It feels a little weird and a little scary having to write a review of an album based on a natty, paltry album sampler of only four tracks - a bit on the stingy side, if you ask me. Well, I suppose you can't review an album when all you have is an album sampler - because it's not an album, is it? It's a sampler. So I don't have to. Review an album, that is. Phew! Wow, I feel a lot less intimidated now. I thought I was about to fail pitifully in an impossible mission. But now - now I'm thinking outside the box; now I realise what I must do; now, suddenly, do I see a new and clear horizon! I've never reviewed a sampler before. I wonder if it's going to prove an exciting, perspective-altering experience. Hmm. I suppose I could call it an 'EP'. Shut up, Lauren.
Mogwai - a gathering of Scottish planet-bashers who affectionately term their recording studio in Glasgow the 'Castle of Doom' - are often something spiritual. I have come to this conclusion based on the fact that, in my current state, this Saturday at midnight, you have to be something outrageously special to catch even a glimmer of my attention whilst I sit propped between a desk and a depressingly large array of clothes/work-related debris. Almost comatose from a horrendously freezing train ordeal surrounded by inebriated football fans pepped up on the Newkie Brown trying to read/be sick on my Sandman over my shoulder. Bloodshot, crying eyes from the glare of the computer screen. Some ridiculously-priced station coffee to constitute my dinner; which tasted of cardboard and burnt my tongue off anyway. Plates. Bottles. A vague sense of nausea and thirst. A gust of Arctic snow through the smashed window that no one's been arsed to fix yet. To penetrate the microscopic segment of my brain that is, somewhere, still working, you have to have something Very Goddamned Worthwhile to say, like a proclamation that the world is about to implode unless I lift my left hand just half an inch from the desk. You have to be a Coliseum-sized mug of Lemsip. Or you have to be Jesus performing a miracle in front of my nose. Or you have to be Mogwai.
A looping, tumbling guitar line saws into 'Glasgow Mega-Snake' to be promptly snapped and swallowed up by a flood of rising power, subsumed by pounding chords that cobras the world over are bashing their heads and performing mating rituals to. Far more immediately violent than anything on 2003's 'Happy Songs For Happy People', which geared itself towards spending long expanses of time lulling you into a false sense of security and then gouging your guts out behind your back before you'd registered the volume change (sneaky buggers), this track makes no delay in grabbing a fistful of kitchen knives and throwing them. Anywhere. Everywhere. Occasionally, one of these knives hits a dinosaur in the heart and it roars in agony. Then, when there are no blades left, it ceases as ferociously and abruptly as it began; a neat, clean kill.

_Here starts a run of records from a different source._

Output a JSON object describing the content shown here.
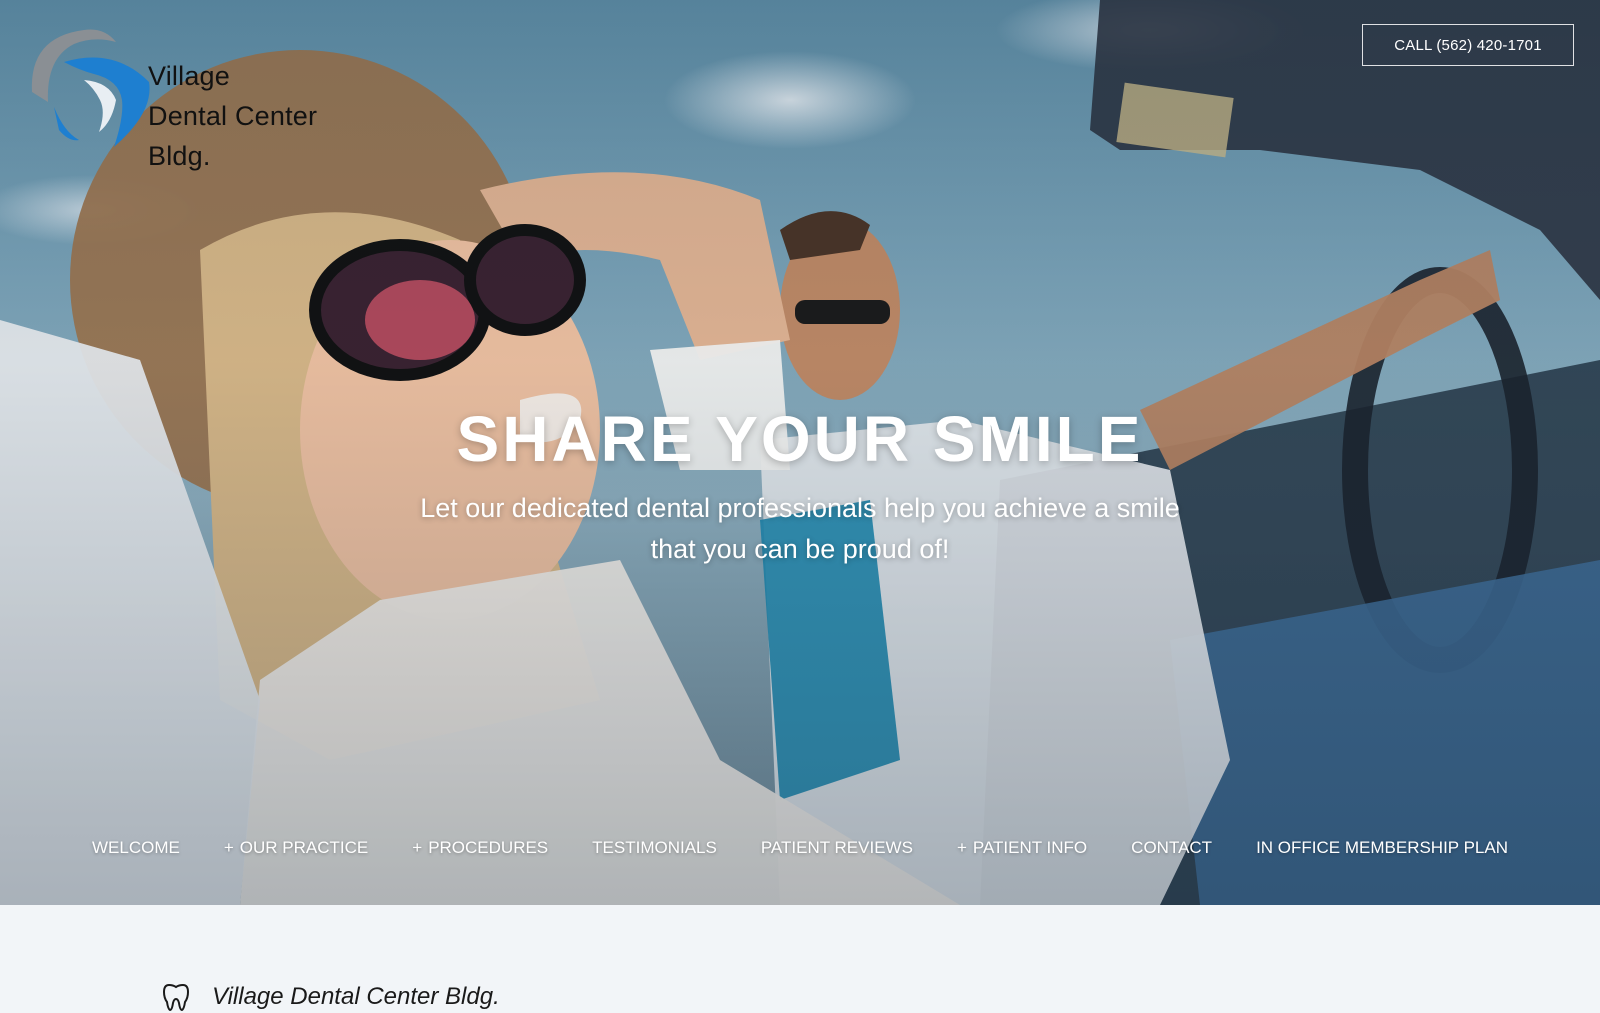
{
  "header": {
    "logo": {
      "line1": "Village",
      "line2": "Dental Center",
      "line3": "Bldg."
    },
    "call_button": "CALL (562) 420-1701"
  },
  "hero": {
    "headline": "SHARE YOUR SMILE",
    "subheadline": "Let our dedicated dental professionals help you achieve a smile that you can be proud of!"
  },
  "nav": {
    "items": [
      {
        "label": "WELCOME",
        "has_submenu": false,
        "prefix": ""
      },
      {
        "label": "OUR PRACTICE",
        "has_submenu": true,
        "prefix": "+"
      },
      {
        "label": "PROCEDURES",
        "has_submenu": true,
        "prefix": "+"
      },
      {
        "label": "TESTIMONIALS",
        "has_submenu": false,
        "prefix": ""
      },
      {
        "label": "PATIENT REVIEWS",
        "has_submenu": false,
        "prefix": ""
      },
      {
        "label": "PATIENT INFO",
        "has_submenu": true,
        "prefix": "+"
      },
      {
        "label": "CONTACT",
        "has_submenu": false,
        "prefix": ""
      },
      {
        "label": "IN OFFICE MEMBERSHIP PLAN",
        "has_submenu": false,
        "prefix": ""
      }
    ]
  },
  "section": {
    "title": "Village Dental Center Bldg.",
    "icon": "tooth-icon"
  },
  "colors": {
    "logo_blue": "#1e7fd0",
    "logo_gray": "#8a8f94",
    "section_bg": "#f2f5f8",
    "text_white": "#ffffff"
  }
}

In comparison, 'Acid Food' is a meek, slightly boring waft of dreamy, distorted voices but 'Travel Is Dangerous' succeeds in taking the former's somewhat unfulfilled blueprint and unravelling it into a towering and melodious monstrosity with no loss of power. Majestic, imperial masters of the slow-burning, ground-shaking earth rumble, Mogwai paint vast scenes of a disastrous apocalypse in your mind and somehow, somehow, manage to make them beautiful; who'd have thought that massive vistas of destruction could be, in some terrifying and disturbing way, so glorious? Theirs is the sound of the world crashing to pieces around your ears - and you, sat smiling, not even caring.